The Basics of Dominoes
Dominoes are small rectangular blocks, with one side bearing an array of dots or pips, and the other blank. The pips are arranged in an order corresponding to the numbers on a die (except for zero, which is marked as a white square). A domino is typically joined to its line of play by being placed crosswise with adjacent dominoes; this configuration is called a row. A domino can also be played lengthwise. A domino game may involve a single player or multiple players, with the rules of the game varying from place to place.
The most popular use of dominoes is for blocking games and scoring points by matching a domino’s ends against another domino, either in a line or a curved pattern. In addition to blocking games, there are many solitaire domino games, which are adaptations of card-based games that once were popular in parts of the world where religious prohibitions on playing cards existed.
When a domino is tapped, it tips over and triggers a chain reaction of the adjacent dominoes. The effect is similar to that of a firing neuron in the human brain. The energy that was stored in the first domino, in the form of friction between its surfaces and inertia, becomes available to push on the next piece in the line, generating heat and sound as it does so.
Hevesh began creating dominoes at the age of 9, when her grandparents gave her a classic 28-pack. She loved setting them up in a straight or curved line and flicking the first domino, then watching the entire line fall, one by one. She started posting videos of her creations on YouTube and soon built a following for her work. She now creates amazing domino setups for movies, TV shows, and events—including a music video launch for Katy Perry.

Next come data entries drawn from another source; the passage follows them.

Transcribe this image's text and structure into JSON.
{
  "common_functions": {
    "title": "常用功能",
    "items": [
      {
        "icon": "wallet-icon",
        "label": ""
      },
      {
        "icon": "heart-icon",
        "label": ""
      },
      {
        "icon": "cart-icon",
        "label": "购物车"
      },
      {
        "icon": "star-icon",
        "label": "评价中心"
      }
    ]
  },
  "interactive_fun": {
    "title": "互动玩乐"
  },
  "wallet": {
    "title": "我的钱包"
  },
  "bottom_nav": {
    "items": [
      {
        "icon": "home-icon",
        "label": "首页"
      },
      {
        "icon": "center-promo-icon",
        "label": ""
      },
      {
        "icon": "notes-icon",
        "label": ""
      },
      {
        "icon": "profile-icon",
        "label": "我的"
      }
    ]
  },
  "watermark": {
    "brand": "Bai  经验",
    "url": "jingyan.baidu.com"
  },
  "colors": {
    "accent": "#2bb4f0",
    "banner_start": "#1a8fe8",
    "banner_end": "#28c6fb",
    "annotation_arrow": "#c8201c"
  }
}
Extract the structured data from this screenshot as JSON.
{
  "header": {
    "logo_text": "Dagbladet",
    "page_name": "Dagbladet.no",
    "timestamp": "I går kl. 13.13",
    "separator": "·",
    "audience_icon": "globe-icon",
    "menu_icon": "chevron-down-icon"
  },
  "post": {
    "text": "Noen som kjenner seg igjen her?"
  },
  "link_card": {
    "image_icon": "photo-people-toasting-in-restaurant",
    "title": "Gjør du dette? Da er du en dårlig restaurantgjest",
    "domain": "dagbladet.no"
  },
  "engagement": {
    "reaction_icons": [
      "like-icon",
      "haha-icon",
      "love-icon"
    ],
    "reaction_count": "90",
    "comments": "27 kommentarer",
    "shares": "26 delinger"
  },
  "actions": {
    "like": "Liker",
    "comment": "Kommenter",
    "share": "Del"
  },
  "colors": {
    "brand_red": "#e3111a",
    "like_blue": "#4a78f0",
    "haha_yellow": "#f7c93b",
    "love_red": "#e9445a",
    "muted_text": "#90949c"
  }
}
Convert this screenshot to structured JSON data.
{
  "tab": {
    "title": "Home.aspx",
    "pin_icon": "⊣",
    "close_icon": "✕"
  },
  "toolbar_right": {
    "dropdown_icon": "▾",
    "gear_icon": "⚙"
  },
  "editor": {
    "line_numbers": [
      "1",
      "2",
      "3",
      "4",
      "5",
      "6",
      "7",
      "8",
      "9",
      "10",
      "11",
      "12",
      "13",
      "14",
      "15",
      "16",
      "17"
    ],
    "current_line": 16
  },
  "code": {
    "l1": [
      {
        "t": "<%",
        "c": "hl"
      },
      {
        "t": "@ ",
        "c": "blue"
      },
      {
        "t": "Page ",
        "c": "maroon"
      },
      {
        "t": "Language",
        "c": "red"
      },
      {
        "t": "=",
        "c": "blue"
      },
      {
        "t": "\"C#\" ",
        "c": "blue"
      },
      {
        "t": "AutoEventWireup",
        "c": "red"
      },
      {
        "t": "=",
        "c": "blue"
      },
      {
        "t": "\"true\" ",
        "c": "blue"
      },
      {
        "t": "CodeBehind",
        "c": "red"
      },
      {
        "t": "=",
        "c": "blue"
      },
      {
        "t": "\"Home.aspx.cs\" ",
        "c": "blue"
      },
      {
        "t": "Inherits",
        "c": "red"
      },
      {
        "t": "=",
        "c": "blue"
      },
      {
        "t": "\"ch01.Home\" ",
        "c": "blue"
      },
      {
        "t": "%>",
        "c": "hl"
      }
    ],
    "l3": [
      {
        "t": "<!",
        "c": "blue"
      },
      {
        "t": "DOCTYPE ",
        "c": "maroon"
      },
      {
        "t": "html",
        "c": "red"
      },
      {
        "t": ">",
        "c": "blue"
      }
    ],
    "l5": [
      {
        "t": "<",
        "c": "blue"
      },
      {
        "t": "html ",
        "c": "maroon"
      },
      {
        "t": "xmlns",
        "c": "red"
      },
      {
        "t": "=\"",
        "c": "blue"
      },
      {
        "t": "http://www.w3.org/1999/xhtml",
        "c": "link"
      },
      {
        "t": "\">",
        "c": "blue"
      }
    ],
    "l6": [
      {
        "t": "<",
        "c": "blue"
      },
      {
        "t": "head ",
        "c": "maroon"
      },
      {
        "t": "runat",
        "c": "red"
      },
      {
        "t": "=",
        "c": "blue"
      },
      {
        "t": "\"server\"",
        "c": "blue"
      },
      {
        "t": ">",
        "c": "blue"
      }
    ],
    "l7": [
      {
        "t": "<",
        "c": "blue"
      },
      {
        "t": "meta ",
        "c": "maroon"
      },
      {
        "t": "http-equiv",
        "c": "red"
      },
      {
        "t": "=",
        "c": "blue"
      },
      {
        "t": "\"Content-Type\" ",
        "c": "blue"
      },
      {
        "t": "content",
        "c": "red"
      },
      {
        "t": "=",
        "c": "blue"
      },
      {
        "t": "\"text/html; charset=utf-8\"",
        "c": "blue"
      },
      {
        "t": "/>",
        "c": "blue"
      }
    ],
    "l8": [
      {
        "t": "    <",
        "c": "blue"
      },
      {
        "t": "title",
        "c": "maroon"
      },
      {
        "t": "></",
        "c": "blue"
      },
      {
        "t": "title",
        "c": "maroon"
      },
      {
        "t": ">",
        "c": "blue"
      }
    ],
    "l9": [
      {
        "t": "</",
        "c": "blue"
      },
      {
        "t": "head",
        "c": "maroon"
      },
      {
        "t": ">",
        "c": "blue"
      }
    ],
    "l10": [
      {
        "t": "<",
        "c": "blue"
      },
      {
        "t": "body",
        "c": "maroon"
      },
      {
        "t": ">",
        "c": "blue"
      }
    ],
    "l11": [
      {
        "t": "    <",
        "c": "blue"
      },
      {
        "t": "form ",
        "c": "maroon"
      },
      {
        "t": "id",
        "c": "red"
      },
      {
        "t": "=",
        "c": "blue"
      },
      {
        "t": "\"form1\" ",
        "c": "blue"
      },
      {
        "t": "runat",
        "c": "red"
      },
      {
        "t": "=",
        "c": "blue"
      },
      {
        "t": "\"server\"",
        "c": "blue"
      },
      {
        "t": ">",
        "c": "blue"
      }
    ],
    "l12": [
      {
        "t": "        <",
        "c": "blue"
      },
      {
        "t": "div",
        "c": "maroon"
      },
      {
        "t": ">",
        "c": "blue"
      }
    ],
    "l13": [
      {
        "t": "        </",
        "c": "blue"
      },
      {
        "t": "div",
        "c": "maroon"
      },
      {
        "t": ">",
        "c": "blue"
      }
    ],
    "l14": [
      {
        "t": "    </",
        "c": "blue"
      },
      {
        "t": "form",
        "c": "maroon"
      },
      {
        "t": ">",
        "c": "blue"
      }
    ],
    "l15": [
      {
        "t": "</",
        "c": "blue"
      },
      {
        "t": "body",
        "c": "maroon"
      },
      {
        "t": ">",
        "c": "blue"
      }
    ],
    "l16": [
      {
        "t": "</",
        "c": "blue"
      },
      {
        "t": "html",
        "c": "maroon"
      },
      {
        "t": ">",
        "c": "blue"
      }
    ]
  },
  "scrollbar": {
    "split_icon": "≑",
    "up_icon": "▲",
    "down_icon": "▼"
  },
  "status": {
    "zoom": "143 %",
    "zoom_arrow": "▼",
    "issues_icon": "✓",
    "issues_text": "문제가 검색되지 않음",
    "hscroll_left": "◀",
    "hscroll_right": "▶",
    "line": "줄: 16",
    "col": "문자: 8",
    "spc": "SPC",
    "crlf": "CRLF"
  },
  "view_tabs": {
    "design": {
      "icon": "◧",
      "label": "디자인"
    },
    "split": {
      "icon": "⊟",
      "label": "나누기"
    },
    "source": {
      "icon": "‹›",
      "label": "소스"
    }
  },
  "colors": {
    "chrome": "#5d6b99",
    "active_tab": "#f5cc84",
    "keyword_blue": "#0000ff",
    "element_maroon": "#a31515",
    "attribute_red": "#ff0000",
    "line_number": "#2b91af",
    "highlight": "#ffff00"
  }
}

There are countless variations on the basic game of domino, and these variations often come down to specific rules of the particular game. For example, some games require a player to draw tiles from the stock in order to determine seating arrangements; this is referred to as byeing and is explained in the article on the subject of “Order of Play.” Other games, like those in which a hand is not drawn, are sometimes referred to as solitaire. The rules for these games are different from those for positional games, and they are generally discussed in the articles on the subject of “Solitaire.” The basic rules shown here are generalized and apply to most of the domino games seen on this site; however, some exceptions exist. In any case, it is best to consult a particular game’s instructions before starting.